EXERCISE ::
Find every line in the records below that holds the word "JSON", and copy each one.

Records from a data source
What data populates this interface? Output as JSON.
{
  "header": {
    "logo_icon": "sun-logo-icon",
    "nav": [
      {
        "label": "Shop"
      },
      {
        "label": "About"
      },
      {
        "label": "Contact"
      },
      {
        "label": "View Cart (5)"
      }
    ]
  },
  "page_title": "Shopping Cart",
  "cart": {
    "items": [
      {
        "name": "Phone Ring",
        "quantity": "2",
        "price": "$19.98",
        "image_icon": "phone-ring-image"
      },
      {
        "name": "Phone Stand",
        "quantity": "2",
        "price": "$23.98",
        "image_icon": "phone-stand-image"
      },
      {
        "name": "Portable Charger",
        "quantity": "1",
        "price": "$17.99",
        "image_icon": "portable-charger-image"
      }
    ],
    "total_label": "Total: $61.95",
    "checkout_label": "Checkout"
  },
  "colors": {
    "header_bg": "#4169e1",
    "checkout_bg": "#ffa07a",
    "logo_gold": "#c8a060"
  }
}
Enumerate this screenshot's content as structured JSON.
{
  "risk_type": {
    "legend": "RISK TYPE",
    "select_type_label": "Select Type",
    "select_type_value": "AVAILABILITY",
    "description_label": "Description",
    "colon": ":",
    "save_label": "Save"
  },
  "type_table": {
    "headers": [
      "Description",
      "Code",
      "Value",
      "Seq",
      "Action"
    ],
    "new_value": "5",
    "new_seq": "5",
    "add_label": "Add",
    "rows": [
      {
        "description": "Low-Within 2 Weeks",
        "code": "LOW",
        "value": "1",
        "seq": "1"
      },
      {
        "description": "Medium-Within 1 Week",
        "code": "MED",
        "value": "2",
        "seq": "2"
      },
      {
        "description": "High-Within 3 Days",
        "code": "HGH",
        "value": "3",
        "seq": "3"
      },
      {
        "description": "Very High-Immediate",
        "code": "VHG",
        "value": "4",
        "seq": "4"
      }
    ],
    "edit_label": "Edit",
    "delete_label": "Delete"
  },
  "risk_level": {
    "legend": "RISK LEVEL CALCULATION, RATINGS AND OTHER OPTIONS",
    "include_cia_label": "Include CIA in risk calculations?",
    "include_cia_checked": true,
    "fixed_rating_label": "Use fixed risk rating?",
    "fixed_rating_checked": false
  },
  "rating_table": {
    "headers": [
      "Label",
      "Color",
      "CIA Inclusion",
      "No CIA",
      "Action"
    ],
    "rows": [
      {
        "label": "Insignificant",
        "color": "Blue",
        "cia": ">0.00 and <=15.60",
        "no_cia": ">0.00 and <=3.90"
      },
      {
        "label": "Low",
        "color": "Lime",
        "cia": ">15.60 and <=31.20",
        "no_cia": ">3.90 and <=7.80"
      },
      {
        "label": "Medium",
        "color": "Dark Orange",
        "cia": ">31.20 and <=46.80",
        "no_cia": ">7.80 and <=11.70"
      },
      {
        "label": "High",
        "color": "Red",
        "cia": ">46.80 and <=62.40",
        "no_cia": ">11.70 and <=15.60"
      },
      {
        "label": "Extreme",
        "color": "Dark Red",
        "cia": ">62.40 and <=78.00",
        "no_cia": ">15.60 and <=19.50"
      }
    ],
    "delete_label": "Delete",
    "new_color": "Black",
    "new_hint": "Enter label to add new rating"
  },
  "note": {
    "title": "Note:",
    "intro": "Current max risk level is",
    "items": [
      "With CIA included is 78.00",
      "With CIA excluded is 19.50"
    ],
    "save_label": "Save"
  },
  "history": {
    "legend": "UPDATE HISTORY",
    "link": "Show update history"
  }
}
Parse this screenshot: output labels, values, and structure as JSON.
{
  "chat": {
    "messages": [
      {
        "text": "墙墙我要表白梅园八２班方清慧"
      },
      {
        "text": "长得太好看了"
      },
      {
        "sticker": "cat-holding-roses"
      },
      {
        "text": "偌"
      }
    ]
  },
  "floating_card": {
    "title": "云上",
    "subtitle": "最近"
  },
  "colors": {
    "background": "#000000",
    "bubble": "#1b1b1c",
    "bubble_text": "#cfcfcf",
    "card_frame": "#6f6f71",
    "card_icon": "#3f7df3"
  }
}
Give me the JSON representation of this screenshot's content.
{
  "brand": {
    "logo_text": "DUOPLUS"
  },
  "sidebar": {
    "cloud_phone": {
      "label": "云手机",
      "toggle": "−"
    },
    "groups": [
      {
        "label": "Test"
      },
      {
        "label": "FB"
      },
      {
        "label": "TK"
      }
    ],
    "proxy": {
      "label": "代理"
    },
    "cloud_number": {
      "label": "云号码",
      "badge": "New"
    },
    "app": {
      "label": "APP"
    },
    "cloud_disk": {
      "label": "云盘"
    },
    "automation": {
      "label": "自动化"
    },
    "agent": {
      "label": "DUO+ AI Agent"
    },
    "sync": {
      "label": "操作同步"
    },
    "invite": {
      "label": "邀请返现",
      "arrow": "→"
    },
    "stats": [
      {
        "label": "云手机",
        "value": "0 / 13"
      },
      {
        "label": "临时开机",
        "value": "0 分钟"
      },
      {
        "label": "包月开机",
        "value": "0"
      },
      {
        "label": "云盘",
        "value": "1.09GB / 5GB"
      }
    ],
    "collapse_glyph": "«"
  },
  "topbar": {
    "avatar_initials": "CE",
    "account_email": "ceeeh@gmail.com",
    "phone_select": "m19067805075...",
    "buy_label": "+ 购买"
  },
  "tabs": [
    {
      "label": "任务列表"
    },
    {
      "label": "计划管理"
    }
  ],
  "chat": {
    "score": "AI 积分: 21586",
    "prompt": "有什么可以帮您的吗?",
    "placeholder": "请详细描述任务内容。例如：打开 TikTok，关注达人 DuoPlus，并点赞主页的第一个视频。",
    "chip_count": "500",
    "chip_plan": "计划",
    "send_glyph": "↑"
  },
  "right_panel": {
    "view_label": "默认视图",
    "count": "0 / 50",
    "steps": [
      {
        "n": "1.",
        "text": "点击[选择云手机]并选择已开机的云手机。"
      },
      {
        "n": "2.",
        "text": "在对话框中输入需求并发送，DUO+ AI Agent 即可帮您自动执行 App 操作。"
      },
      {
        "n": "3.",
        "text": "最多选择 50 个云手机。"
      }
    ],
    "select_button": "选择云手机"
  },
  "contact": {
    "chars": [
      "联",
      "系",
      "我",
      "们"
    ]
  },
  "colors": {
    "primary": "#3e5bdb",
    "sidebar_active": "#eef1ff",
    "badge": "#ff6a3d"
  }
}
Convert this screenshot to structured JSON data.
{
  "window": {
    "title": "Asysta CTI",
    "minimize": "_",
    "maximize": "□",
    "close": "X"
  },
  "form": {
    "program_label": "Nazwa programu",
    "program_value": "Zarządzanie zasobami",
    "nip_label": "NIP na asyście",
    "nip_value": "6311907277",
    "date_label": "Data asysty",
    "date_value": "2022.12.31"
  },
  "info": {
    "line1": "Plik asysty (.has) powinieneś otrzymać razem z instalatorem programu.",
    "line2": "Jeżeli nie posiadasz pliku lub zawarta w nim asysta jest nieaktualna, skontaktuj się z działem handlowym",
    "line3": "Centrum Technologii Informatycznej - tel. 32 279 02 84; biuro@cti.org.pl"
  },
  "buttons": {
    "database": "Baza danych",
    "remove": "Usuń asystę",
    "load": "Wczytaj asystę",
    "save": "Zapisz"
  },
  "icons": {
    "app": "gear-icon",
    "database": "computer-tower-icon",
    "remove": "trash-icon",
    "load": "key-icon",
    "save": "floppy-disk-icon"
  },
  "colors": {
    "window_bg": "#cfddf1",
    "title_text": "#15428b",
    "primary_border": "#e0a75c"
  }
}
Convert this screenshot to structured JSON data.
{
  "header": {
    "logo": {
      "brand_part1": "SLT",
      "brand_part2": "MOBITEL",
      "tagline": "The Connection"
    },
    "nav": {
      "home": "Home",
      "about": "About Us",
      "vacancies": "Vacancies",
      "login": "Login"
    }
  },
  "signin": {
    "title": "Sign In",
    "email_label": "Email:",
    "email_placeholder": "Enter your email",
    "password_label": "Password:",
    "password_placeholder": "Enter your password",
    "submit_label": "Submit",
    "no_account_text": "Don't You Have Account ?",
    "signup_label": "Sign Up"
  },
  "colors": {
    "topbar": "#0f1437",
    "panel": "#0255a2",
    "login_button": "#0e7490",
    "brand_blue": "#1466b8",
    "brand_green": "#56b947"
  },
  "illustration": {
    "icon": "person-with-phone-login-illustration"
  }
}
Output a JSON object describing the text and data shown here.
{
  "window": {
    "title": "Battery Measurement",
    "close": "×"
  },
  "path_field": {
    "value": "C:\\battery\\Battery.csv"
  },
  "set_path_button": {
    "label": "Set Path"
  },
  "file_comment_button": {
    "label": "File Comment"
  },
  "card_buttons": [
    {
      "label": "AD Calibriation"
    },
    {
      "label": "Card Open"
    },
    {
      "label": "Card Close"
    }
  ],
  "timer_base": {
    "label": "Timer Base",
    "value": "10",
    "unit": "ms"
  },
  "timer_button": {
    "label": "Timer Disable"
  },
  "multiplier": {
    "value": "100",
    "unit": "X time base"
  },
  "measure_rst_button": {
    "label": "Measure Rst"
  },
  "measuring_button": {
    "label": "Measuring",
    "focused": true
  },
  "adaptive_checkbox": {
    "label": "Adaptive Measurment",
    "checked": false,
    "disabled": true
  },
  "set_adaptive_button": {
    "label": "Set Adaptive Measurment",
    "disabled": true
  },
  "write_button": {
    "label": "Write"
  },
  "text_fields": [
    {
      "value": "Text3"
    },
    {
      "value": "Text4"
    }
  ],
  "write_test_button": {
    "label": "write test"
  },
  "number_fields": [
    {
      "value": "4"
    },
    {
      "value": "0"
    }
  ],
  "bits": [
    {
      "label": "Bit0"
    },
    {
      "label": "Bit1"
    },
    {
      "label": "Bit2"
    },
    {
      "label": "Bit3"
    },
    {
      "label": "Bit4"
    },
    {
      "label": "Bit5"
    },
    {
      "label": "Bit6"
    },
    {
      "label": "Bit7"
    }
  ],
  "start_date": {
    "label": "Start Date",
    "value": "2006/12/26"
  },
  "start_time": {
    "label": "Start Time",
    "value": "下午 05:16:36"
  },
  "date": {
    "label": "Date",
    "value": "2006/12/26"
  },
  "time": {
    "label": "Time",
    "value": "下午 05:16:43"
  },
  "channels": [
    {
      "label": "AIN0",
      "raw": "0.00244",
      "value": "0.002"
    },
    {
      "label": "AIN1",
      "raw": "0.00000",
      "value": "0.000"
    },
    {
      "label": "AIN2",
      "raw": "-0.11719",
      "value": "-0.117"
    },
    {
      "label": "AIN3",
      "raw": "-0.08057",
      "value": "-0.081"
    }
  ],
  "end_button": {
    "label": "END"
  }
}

EXPECTED ANSWER ::
What data populates this interface? Output as JSON.
Enumerate this screenshot's content as structured JSON.
Parse this screenshot: output labels, values, and structure as JSON.
Give me the JSON representation of this screenshot's content.
Convert this screenshot to structured JSON data.
Convert this screenshot to structured JSON data.
Output a JSON object describing the text and data shown here.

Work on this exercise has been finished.